The rows of DRAM on the back imply the likely use of DRAM as an an additional cache layer on this model. With power fail protection, and steps taken to protect the contents of the DRAM, this would be a logical use. Adding a layer of DRAM as cache for the NAND creates an ultra-low latency solution for serving hot data. It also provides an ultra-fast layer for write data that enables the coalescence of random writes before passing those down to the NAND. This also extends the endurance of the underlying NAND.
In this implementation there is no means of connecting to DAS or external storage. We have seen similar pairings of NAND and DRAM from other players in this space, and LSI's entrance into this market segment is encouraging.
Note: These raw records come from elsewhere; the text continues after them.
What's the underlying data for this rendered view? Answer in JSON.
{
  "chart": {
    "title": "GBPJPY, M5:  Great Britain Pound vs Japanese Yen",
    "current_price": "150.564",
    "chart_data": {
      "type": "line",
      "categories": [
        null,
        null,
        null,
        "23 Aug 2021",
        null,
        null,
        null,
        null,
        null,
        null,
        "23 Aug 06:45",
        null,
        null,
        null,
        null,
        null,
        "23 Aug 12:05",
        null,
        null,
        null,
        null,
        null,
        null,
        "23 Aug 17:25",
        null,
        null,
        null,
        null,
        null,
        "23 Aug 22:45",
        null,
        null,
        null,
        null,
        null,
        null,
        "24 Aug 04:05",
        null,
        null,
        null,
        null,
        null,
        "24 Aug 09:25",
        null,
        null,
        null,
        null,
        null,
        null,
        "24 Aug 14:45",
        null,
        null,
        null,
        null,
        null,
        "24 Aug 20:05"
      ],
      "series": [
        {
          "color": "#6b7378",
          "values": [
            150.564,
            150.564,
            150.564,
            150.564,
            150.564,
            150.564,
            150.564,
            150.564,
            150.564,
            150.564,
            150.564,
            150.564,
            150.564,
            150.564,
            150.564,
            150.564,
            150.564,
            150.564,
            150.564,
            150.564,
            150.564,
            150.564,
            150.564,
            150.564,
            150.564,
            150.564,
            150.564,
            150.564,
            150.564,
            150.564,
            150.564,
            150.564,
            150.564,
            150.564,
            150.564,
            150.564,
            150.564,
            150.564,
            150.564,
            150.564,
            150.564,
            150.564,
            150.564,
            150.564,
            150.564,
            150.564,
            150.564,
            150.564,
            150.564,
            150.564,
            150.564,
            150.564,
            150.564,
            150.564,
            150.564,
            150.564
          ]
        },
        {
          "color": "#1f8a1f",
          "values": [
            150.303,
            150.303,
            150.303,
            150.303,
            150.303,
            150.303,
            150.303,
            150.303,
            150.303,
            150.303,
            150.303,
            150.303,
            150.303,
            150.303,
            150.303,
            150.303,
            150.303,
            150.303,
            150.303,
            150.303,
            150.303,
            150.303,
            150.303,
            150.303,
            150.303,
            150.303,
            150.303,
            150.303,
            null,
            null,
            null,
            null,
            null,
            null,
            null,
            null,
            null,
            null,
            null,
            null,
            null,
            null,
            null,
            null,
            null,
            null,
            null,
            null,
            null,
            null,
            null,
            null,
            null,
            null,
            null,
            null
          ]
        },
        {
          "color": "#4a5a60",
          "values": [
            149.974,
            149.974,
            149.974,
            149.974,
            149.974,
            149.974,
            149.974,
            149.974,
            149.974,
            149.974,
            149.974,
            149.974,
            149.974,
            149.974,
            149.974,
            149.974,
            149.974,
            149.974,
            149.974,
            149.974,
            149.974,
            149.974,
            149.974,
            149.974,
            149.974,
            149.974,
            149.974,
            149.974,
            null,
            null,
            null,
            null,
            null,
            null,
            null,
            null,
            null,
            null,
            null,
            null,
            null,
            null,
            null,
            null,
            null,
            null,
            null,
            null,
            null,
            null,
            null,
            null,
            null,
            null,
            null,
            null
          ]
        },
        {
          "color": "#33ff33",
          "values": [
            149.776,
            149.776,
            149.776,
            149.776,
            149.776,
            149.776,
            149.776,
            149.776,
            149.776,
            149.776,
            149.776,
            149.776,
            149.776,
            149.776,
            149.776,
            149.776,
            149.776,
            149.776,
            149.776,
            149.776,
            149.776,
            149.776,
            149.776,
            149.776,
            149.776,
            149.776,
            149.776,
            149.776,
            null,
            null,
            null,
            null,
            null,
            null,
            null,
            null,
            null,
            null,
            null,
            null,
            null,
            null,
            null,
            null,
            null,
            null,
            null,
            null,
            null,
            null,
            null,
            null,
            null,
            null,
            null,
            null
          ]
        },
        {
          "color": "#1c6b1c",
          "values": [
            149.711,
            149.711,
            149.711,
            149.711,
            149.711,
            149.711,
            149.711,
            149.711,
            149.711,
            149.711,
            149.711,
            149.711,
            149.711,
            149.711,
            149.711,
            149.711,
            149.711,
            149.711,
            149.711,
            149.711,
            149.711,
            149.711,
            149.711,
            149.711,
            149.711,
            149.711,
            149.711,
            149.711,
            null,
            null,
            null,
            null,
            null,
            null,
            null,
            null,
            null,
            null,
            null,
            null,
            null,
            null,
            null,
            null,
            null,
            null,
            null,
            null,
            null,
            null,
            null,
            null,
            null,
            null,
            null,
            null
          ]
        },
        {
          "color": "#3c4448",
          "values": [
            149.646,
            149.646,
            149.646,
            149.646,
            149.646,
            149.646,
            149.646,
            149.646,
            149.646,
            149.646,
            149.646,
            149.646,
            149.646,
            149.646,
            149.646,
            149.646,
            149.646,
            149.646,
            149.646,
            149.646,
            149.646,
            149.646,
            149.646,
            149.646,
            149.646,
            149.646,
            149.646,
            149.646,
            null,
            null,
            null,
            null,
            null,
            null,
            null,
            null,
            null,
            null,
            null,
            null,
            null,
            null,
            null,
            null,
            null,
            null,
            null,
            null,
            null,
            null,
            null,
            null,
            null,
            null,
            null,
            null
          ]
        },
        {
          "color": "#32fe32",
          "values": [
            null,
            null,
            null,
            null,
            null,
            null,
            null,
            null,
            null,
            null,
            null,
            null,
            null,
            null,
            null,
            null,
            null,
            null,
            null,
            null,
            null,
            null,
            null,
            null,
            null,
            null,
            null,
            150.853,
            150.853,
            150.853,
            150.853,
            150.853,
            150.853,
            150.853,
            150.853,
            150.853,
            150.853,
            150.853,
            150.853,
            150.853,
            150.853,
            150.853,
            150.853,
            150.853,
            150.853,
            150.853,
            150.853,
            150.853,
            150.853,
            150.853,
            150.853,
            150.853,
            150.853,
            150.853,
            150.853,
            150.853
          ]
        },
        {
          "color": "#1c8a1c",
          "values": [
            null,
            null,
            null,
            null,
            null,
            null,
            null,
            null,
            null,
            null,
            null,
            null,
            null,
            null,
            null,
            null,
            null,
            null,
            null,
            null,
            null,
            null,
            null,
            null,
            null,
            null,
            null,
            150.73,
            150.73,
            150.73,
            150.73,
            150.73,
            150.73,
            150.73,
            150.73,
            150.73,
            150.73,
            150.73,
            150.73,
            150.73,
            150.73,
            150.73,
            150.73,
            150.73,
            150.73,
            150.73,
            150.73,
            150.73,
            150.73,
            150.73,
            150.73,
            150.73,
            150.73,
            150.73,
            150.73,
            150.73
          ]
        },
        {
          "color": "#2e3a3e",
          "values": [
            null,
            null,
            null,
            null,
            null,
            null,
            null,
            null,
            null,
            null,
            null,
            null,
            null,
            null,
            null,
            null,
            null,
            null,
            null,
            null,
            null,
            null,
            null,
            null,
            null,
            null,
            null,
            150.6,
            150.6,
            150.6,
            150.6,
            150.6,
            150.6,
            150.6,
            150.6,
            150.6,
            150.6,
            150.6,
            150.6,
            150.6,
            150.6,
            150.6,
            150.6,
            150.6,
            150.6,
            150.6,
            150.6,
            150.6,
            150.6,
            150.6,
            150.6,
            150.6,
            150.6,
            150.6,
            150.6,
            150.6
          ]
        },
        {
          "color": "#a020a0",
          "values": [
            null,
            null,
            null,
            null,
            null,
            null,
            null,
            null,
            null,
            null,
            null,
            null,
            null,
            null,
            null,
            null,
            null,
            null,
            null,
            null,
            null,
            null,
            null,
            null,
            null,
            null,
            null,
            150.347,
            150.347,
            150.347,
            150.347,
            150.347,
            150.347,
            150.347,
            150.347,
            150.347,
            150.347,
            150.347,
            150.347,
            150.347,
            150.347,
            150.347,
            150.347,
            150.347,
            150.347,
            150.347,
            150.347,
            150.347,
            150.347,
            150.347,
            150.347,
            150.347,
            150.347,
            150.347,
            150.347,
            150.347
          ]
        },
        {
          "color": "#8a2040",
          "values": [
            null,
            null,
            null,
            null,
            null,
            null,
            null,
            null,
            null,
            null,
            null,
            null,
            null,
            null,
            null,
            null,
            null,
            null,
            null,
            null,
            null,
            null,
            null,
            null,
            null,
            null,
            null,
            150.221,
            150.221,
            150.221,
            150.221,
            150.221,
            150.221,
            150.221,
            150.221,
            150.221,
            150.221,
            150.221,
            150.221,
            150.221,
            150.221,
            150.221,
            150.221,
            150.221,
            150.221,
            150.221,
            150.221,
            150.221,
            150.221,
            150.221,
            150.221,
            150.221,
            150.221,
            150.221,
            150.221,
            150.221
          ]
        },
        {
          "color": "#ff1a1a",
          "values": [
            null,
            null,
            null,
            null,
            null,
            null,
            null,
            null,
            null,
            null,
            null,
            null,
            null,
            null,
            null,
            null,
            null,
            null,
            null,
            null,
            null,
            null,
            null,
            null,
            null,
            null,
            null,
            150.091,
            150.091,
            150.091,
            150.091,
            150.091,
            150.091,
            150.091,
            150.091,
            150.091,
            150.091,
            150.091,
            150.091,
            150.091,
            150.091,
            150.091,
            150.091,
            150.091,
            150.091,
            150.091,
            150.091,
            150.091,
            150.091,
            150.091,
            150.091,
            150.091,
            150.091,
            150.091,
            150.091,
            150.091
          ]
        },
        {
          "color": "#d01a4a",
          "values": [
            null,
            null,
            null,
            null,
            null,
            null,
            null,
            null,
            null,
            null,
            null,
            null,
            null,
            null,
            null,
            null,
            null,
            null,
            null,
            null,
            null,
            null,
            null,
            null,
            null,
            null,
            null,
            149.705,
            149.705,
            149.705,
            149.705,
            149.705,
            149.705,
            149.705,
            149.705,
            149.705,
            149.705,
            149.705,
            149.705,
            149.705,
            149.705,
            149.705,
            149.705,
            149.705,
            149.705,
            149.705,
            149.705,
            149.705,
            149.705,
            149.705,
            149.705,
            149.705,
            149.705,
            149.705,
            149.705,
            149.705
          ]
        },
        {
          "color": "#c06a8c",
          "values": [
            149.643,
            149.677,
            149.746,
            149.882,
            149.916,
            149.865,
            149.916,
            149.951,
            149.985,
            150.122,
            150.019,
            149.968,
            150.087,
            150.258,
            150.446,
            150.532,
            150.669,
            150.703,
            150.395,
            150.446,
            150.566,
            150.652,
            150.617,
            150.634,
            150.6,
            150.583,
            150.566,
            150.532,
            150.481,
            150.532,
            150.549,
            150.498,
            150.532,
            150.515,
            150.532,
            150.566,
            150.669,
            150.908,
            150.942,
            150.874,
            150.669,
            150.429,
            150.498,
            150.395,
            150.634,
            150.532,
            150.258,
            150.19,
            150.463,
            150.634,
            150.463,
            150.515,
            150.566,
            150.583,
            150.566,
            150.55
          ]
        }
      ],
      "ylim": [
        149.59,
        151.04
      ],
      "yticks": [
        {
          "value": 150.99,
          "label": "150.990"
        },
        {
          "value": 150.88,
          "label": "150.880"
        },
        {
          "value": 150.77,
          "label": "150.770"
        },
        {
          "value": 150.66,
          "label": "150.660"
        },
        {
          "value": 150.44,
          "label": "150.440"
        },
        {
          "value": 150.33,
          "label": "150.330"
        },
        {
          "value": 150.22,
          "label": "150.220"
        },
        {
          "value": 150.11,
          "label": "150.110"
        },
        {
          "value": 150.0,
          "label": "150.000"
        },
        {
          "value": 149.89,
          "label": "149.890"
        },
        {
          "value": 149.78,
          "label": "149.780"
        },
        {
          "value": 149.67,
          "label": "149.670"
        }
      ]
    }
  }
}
This version of the 7000 Series is essentially leveraging the same DRAM caching scheme, but also pairing that with NAND caching for DAS or external HDD-based storage. This creates a three-tier storage hierarchy to accelerate performance.
We can observe the HD-Mini SAS connections for both internal and external storage, and the likely inclusion of an expander to the upper left of the PCB to provide 16 ports of connectivity.
The rear of the card holds 5 DRAM packages in a row on the left, along with the same recessed heat sink design that holds the NAND controllers.
Finally we have a battle-tested Nytro MegaRAID controller that looks to have come straight from the test lab. This is the new version of the traditional Nytro MegaRAID solution with the change over to Mini-SAS connectors and likely an enhanced RoC and SSD controllers.